**WHAT THE EXERCISE ASKS**
Please repeat word for word the line containing "Extract the structured" and every following line up to and including the last one below, pictures excluded.

=== Begin Enclosure ===

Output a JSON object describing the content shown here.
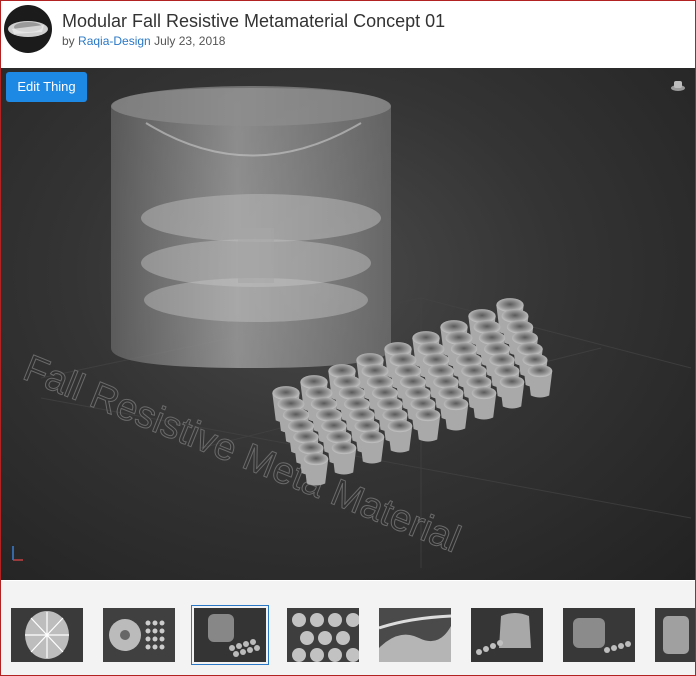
{
  "header": {
    "title": "Modular Fall Resistive Metamaterial Concept 01",
    "by_prefix": "by",
    "author": "Raqia-Design",
    "date": "July 23, 2018"
  },
  "viewer": {
    "edit_label": "Edit Thing",
    "watermark_text": "Fall Resistive Meta Material"
  },
  "thumbnails": {
    "count": 8,
    "active_index": 2
  },
  "colors": {
    "accent": "#1e88e5",
    "link": "#2a78c6",
    "frame_border": "#b22222"
  }
}
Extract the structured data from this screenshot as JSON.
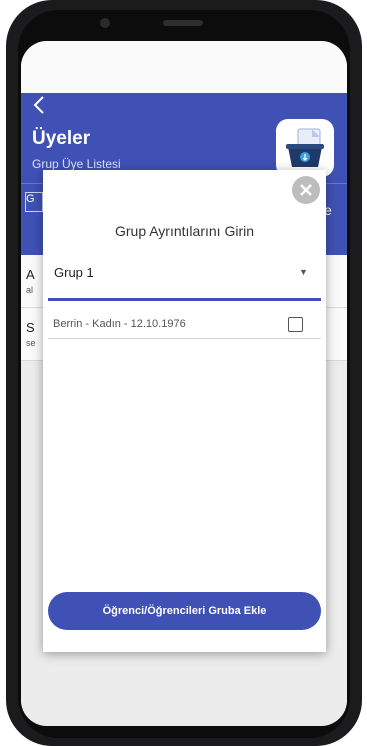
{
  "app": {
    "title": "Üyeler",
    "subtitle": "Grup Üye Listesi",
    "back_icon": "chevron-left-icon",
    "app_icon": "shopping-basket-file-icon",
    "tab_left_label": "G",
    "tab_right_label": "e"
  },
  "list": {
    "items": [
      {
        "title": "A",
        "detail": "al"
      },
      {
        "title": "S",
        "detail": "se"
      }
    ]
  },
  "modal": {
    "title": "Grup Ayrıntılarını Girin",
    "close_icon": "close-circle-icon",
    "group_select": {
      "selected": "Grup 1",
      "caret_icon": "dropdown-caret-icon"
    },
    "members": [
      {
        "label": "Berrin - Kadın - 12.10.1976",
        "checked": false
      }
    ],
    "add_button": "Öğrenci/Öğrencileri Gruba Ekle"
  },
  "colors": {
    "primary": "#3f51b5",
    "background": "#ebebeb",
    "modal_bg": "#ffffff",
    "close_bg": "#bdbdbd"
  }
}
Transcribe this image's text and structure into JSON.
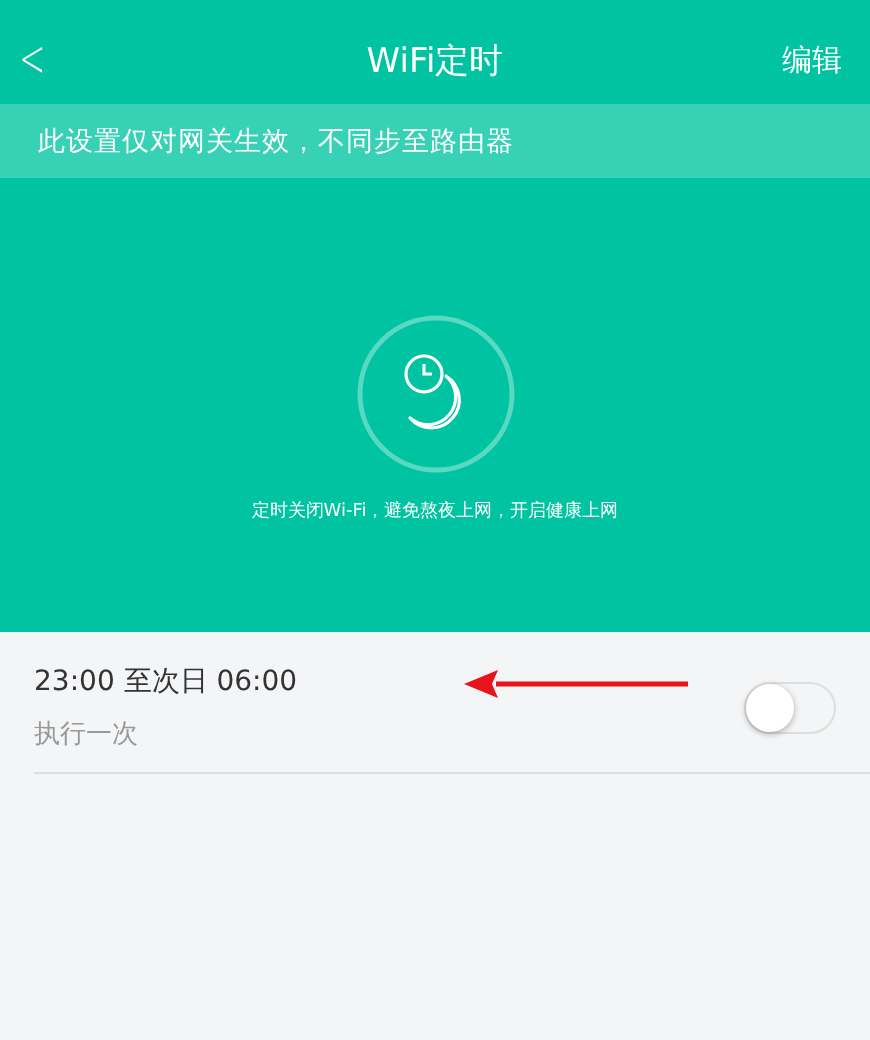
{
  "nav_bar": {
    "back": "<",
    "title": "WiFi定时",
    "action": "编辑"
  },
  "notice": "此设置仅对网关生效，不同步至路由器",
  "hero": {
    "caption": "定时关闭Wi-Fi，避免熬夜上网，开启健康上网"
  },
  "schedules": [
    {
      "time": "23:00 至次日 06:00",
      "repeat": "执行一次",
      "on": false
    }
  ]
}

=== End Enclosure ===

**SOLUTION FOR THIS TASK**
Extract the structured data from this screenshot as JSON.
{
  "app": {
    "title": "Üyeler",
    "subtitle": "Grup Üye Listesi",
    "back_icon": "chevron-left-icon",
    "app_icon": "shopping-basket-file-icon",
    "tab_left_label": "G",
    "tab_right_label": "e"
  },
  "list": {
    "items": [
      {
        "title": "A",
        "detail": "al"
      },
      {
        "title": "S",
        "detail": "se"
      }
    ]
  },
  "modal": {
    "title": "Grup Ayrıntılarını Girin",
    "close_icon": "close-circle-icon",
    "group_select": {
      "selected": "Grup 1",
      "caret_icon": "dropdown-caret-icon"
    },
    "members": [
      {
        "label": "Berrin - Kadın - 12.10.1976",
        "checked": false
      }
    ],
    "add_button": "Öğrenci/Öğrencileri Gruba Ekle"
  },
  "colors": {
    "primary": "#3f51b5",
    "background": "#ebebeb",
    "modal_bg": "#ffffff",
    "close_bg": "#bdbdbd"
  }
}
Transcribe this image's text and structure into JSON.
{
  "nav_bar": {
    "back": "<",
    "title": "WiFi定时",
    "action": "编辑"
  },
  "notice": "此设置仅对网关生效，不同步至路由器",
  "hero": {
    "caption": "定时关闭Wi-Fi，避免熬夜上网，开启健康上网"
  },
  "schedules": [
    {
      "time": "23:00 至次日 06:00",
      "repeat": "执行一次",
      "on": false
    }
  ]
}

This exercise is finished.